Items from an interface collection

··········

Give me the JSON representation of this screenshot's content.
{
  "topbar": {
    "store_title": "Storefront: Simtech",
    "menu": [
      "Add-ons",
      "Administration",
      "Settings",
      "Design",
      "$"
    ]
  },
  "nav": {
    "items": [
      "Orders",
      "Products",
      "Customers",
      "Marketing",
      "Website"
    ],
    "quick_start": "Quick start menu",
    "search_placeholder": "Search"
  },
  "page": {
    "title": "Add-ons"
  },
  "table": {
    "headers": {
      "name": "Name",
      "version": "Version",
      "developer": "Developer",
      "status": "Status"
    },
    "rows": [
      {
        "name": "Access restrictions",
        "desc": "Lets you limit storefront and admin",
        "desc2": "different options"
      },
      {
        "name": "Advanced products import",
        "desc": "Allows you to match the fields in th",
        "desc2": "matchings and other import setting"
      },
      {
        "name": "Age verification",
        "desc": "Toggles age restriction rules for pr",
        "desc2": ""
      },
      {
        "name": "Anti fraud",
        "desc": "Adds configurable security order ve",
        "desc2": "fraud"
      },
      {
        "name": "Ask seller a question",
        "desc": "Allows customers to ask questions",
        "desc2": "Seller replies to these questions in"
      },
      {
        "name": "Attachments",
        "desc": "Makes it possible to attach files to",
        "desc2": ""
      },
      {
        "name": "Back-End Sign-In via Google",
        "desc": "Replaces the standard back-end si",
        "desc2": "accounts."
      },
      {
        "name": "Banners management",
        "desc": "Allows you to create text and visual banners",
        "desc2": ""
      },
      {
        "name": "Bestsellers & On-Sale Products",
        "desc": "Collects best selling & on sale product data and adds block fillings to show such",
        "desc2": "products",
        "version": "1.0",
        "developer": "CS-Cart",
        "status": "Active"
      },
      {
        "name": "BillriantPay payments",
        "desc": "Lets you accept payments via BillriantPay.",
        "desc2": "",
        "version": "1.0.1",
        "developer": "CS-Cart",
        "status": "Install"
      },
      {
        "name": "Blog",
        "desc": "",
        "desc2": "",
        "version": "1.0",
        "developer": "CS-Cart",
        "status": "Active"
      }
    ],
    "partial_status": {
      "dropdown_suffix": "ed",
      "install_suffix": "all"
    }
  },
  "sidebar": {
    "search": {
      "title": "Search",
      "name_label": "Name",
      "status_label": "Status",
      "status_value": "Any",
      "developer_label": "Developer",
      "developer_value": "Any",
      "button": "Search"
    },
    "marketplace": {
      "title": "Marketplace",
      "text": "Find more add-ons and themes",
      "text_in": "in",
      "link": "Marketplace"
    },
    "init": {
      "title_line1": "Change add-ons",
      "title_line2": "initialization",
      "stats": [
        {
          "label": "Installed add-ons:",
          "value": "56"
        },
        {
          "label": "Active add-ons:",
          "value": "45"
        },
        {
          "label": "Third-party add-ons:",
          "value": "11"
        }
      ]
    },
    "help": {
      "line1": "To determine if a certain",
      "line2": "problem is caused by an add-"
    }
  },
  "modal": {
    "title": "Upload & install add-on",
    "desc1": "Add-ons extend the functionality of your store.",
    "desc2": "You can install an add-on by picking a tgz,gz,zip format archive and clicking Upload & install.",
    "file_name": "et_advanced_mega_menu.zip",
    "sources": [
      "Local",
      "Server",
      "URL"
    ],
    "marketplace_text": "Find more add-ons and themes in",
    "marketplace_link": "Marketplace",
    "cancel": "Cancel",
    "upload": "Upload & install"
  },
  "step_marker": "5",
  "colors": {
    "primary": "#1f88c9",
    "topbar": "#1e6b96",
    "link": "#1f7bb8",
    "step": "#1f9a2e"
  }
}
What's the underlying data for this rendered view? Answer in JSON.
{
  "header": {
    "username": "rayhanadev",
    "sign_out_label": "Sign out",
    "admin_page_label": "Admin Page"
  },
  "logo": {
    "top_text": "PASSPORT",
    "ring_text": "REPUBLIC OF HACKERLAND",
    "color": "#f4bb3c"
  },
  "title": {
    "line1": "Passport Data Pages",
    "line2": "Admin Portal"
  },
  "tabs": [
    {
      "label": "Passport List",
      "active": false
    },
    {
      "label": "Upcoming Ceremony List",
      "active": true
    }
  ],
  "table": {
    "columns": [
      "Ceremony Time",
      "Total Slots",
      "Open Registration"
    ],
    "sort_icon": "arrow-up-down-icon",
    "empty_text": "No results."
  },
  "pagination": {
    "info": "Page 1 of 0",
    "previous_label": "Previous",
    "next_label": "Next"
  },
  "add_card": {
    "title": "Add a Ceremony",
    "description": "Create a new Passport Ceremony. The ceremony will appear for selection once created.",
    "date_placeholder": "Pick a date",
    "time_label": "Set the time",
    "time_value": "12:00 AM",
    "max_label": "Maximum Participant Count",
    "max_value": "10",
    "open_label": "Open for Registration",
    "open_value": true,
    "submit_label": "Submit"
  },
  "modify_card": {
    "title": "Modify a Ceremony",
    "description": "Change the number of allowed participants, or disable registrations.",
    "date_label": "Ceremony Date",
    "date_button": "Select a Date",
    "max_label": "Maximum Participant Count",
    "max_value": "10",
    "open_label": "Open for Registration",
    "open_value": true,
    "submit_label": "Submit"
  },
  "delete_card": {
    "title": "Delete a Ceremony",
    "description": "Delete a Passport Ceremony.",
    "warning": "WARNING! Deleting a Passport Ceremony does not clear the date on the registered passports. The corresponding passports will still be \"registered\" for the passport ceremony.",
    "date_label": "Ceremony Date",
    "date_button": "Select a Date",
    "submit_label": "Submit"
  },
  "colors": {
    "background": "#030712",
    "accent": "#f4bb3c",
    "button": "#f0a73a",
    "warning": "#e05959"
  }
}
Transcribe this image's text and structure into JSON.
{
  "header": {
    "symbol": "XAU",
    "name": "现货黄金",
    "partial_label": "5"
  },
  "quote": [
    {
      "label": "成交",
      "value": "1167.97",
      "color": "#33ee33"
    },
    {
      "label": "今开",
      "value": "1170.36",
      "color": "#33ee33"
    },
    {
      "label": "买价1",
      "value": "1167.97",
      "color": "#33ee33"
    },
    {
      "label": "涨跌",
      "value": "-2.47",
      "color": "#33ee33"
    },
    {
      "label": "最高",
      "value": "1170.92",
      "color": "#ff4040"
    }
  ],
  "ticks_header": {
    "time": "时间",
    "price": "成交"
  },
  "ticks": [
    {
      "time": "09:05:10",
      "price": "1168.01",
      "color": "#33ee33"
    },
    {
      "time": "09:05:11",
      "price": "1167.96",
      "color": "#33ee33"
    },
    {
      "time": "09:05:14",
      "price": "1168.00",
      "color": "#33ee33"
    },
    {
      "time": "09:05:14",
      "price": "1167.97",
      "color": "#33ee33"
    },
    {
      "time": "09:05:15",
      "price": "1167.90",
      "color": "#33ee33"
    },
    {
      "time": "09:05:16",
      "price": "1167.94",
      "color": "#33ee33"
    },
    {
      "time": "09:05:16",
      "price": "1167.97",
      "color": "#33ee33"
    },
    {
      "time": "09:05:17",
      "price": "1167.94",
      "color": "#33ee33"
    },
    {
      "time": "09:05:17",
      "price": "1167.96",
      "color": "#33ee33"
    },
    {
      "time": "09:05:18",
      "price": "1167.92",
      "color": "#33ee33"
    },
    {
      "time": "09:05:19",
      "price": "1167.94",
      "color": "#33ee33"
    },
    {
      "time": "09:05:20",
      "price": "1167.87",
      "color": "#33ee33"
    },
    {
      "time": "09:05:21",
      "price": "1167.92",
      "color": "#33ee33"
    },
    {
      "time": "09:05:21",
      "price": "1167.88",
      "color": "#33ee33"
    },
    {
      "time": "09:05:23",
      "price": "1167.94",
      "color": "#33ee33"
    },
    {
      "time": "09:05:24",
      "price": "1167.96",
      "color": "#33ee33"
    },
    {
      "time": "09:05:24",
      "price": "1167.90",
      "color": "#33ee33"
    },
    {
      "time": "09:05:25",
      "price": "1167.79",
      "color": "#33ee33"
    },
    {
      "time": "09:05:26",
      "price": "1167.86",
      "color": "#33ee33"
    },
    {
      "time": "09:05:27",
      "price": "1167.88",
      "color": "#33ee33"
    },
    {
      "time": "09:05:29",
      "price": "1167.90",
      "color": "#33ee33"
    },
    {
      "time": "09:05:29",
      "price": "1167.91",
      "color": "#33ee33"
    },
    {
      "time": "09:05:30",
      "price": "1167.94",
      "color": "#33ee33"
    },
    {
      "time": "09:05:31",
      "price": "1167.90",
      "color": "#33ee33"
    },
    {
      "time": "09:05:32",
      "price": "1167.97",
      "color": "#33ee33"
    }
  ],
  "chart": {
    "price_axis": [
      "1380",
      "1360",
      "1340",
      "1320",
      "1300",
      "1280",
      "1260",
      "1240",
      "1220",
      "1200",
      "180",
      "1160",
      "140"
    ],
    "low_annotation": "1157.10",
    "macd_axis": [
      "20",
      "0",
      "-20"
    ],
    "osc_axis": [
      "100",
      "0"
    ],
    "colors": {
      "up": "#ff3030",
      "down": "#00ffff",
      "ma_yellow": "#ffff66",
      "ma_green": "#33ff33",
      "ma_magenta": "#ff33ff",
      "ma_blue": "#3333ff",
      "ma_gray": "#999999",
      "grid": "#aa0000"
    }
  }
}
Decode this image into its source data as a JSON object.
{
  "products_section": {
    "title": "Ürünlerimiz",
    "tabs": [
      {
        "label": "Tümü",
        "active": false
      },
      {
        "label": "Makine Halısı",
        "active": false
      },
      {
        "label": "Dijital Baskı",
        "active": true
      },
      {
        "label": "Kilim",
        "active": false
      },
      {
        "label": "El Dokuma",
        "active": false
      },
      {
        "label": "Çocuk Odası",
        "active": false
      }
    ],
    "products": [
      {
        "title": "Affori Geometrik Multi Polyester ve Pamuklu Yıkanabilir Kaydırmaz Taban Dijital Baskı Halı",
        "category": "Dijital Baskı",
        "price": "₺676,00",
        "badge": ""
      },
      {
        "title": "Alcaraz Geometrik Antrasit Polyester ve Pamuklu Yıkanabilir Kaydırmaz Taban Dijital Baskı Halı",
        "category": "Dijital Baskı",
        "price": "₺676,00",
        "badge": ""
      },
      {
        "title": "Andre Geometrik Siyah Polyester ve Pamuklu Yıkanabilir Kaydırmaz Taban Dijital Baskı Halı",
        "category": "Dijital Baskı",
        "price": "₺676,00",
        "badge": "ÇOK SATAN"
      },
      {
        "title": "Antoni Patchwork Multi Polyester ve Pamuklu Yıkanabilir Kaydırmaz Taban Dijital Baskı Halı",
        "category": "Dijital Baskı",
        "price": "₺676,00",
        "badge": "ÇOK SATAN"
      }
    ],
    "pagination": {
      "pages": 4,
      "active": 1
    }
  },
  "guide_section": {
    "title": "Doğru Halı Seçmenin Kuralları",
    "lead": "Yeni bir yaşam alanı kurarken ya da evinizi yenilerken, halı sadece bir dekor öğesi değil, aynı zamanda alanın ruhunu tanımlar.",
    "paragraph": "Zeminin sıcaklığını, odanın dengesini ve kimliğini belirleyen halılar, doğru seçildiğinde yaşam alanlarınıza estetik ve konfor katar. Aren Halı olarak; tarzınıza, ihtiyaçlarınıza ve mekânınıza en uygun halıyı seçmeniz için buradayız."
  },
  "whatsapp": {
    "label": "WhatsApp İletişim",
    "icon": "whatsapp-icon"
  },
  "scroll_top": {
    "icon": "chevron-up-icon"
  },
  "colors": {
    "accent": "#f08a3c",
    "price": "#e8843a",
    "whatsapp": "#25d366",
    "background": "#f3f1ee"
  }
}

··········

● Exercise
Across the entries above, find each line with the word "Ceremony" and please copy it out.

● Problem solution
      "label": "Upcoming Ceremony List",
      "Ceremony Time",
    "title": "Add a Ceremony",
    "description": "Create a new Passport Ceremony. The ceremony will appear for selection once created.",
    "title": "Modify a Ceremony",
    "date_label": "Ceremony Date",
    "title": "Delete a Ceremony",
    "description": "Delete a Passport Ceremony.",
    "warning": "WARNING! Deleting a Passport Ceremony does not clear the date on the registered passports. The corresponding passports will still be \"registered\" for the passport ceremony.",
    "date_label": "Ceremony Date",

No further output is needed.